→ REQUIRED ACTION: Print out the data precisely as it appears here, with no pictures.

═════ TASK INPUTS ═════

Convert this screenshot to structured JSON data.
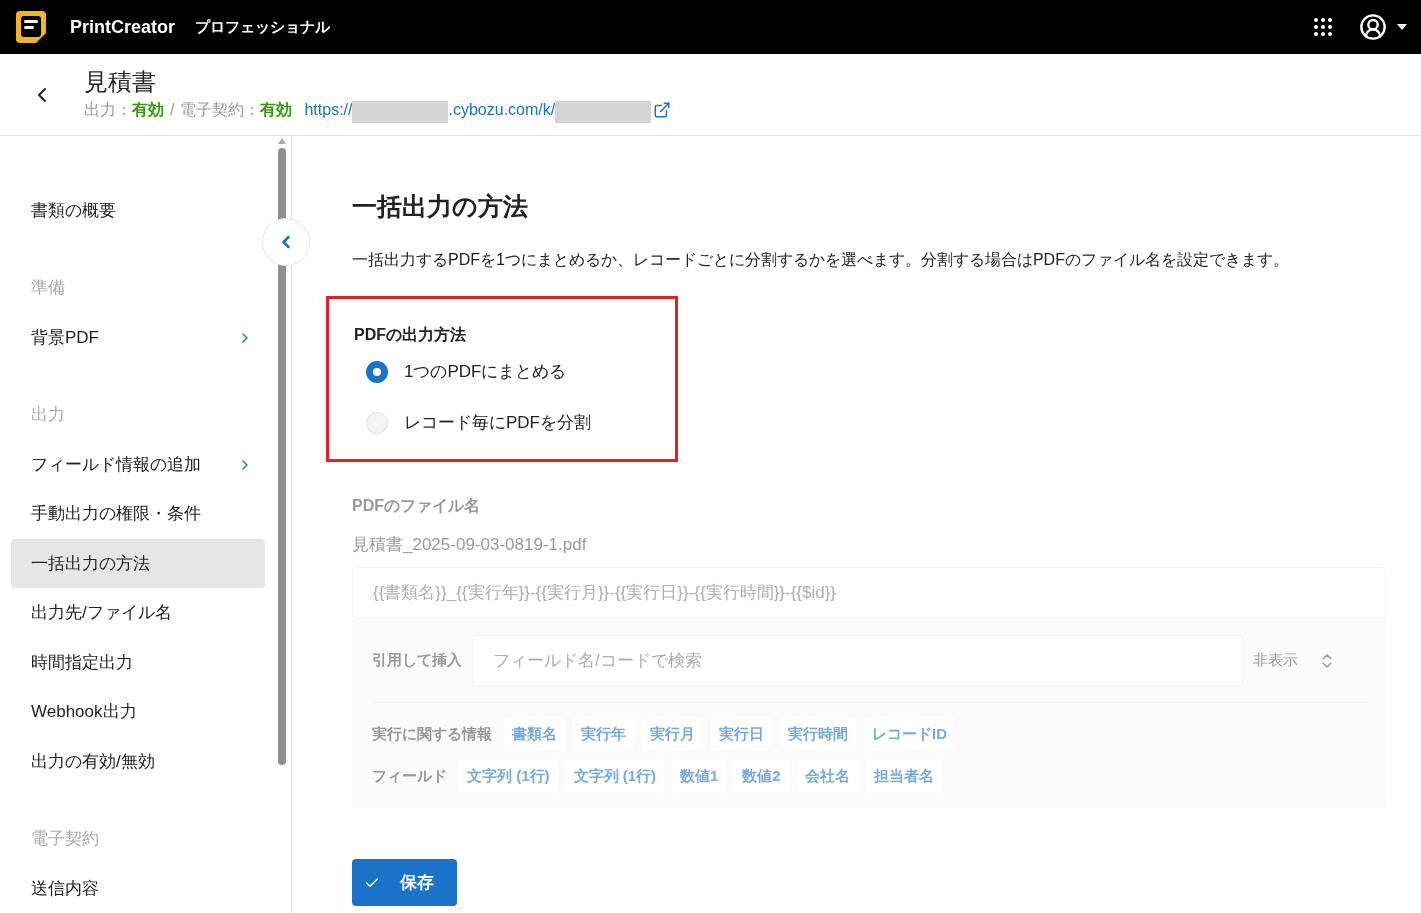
{
  "app": {
    "name": "PrintCreator",
    "edition": "プロフェッショナル"
  },
  "header": {
    "title": "見積書",
    "status": [
      {
        "label": "出力：",
        "value": "有効"
      },
      {
        "label": "電子契約：",
        "value": "有効"
      }
    ],
    "separator": "/",
    "url_parts": [
      {
        "kind": "text",
        "text": "https://"
      },
      {
        "kind": "redacted"
      },
      {
        "kind": "text",
        "text": ".cybozu.com/k/"
      },
      {
        "kind": "redacted"
      }
    ]
  },
  "sidebar": {
    "items": [
      {
        "kind": "item",
        "label": "書類の概要",
        "selected": false,
        "submenu": false
      },
      {
        "kind": "section",
        "label": "準備"
      },
      {
        "kind": "item",
        "label": "背景PDF",
        "selected": false,
        "submenu": true
      },
      {
        "kind": "section",
        "label": "出力"
      },
      {
        "kind": "item",
        "label": "フィールド情報の追加",
        "selected": false,
        "submenu": true
      },
      {
        "kind": "item",
        "label": "手動出力の権限・条件",
        "selected": false,
        "submenu": false
      },
      {
        "kind": "item",
        "label": "一括出力の方法",
        "selected": true,
        "submenu": false
      },
      {
        "kind": "item",
        "label": "出力先/ファイル名",
        "selected": false,
        "submenu": false
      },
      {
        "kind": "item",
        "label": "時間指定出力",
        "selected": false,
        "submenu": false
      },
      {
        "kind": "item",
        "label": "Webhook出力",
        "selected": false,
        "submenu": false
      },
      {
        "kind": "item",
        "label": "出力の有効/無効",
        "selected": false,
        "submenu": false
      },
      {
        "kind": "section",
        "label": "電子契約"
      },
      {
        "kind": "item",
        "label": "送信内容",
        "selected": false,
        "submenu": false
      }
    ]
  },
  "main": {
    "title": "一括出力の方法",
    "description": "一括出力するPDFを1つにまとめるか、レコードごとに分割するかを選べます。分割する場合はPDFのファイル名を設定できます。",
    "output_method": {
      "title": "PDFの出力方法",
      "highlighted": true,
      "options": [
        {
          "label": "1つのPDFにまとめる",
          "selected": true
        },
        {
          "label": "レコード毎にPDFを分割",
          "selected": false
        }
      ]
    },
    "file_name": {
      "disabled": true,
      "title": "PDFのファイル名",
      "preview": "見積書_2025-09-03-0819-1.pdf",
      "template": "{{書類名}}_{{実行年}}-{{実行月}}-{{実行日}}-{{実行時間}}-{{$id}}",
      "insert_label": "引用して挿入",
      "search_placeholder": "フィールド名/コードで検索",
      "hide_label": "非表示",
      "chip_groups": [
        {
          "label": "実行に関する情報",
          "chips": [
            "書類名",
            "実行年",
            "実行月",
            "実行日",
            "実行時間",
            "レコードID"
          ]
        },
        {
          "label": "フィールド",
          "chips": [
            "文字列 (1行)",
            "文字列 (1行)",
            "数値1",
            "数値2",
            "会社名",
            "担当者名"
          ]
        }
      ]
    },
    "save_button": "保存"
  }
}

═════

→ RESULT FOR THIS TASK:
Convert this screenshot to structured JSON data.
{
  "app": {
    "name": "PrintCreator",
    "edition": "プロフェッショナル"
  },
  "header": {
    "title": "見積書",
    "status": [
      {
        "label": "出力：",
        "value": "有効"
      },
      {
        "label": "電子契約：",
        "value": "有効"
      }
    ],
    "separator": "/",
    "url_parts": [
      {
        "kind": "text",
        "text": "https://"
      },
      {
        "kind": "redacted"
      },
      {
        "kind": "text",
        "text": ".cybozu.com/k/"
      },
      {
        "kind": "redacted"
      }
    ]
  },
  "sidebar": {
    "items": [
      {
        "kind": "item",
        "label": "書類の概要",
        "selected": false,
        "submenu": false
      },
      {
        "kind": "section",
        "label": "準備"
      },
      {
        "kind": "item",
        "label": "背景PDF",
        "selected": false,
        "submenu": true
      },
      {
        "kind": "section",
        "label": "出力"
      },
      {
        "kind": "item",
        "label": "フィールド情報の追加",
        "selected": false,
        "submenu": true
      },
      {
        "kind": "item",
        "label": "手動出力の権限・条件",
        "selected": false,
        "submenu": false
      },
      {
        "kind": "item",
        "label": "一括出力の方法",
        "selected": true,
        "submenu": false
      },
      {
        "kind": "item",
        "label": "出力先/ファイル名",
        "selected": false,
        "submenu": false
      },
      {
        "kind": "item",
        "label": "時間指定出力",
        "selected": false,
        "submenu": false
      },
      {
        "kind": "item",
        "label": "Webhook出力",
        "selected": false,
        "submenu": false
      },
      {
        "kind": "item",
        "label": "出力の有効/無効",
        "selected": false,
        "submenu": false
      },
      {
        "kind": "section",
        "label": "電子契約"
      },
      {
        "kind": "item",
        "label": "送信内容",
        "selected": false,
        "submenu": false
      }
    ]
  },
  "main": {
    "title": "一括出力の方法",
    "description": "一括出力するPDFを1つにまとめるか、レコードごとに分割するかを選べます。分割する場合はPDFのファイル名を設定できます。",
    "output_method": {
      "title": "PDFの出力方法",
      "highlighted": true,
      "options": [
        {
          "label": "1つのPDFにまとめる",
          "selected": true
        },
        {
          "label": "レコード毎にPDFを分割",
          "selected": false
        }
      ]
    },
    "file_name": {
      "disabled": true,
      "title": "PDFのファイル名",
      "preview": "見積書_2025-09-03-0819-1.pdf",
      "template": "{{書類名}}_{{実行年}}-{{実行月}}-{{実行日}}-{{実行時間}}-{{$id}}",
      "insert_label": "引用して挿入",
      "search_placeholder": "フィールド名/コードで検索",
      "hide_label": "非表示",
      "chip_groups": [
        {
          "label": "実行に関する情報",
          "chips": [
            "書類名",
            "実行年",
            "実行月",
            "実行日",
            "実行時間",
            "レコードID"
          ]
        },
        {
          "label": "フィールド",
          "chips": [
            "文字列 (1行)",
            "文字列 (1行)",
            "数値1",
            "数値2",
            "会社名",
            "担当者名"
          ]
        }
      ]
    },
    "save_button": "保存"
  }
}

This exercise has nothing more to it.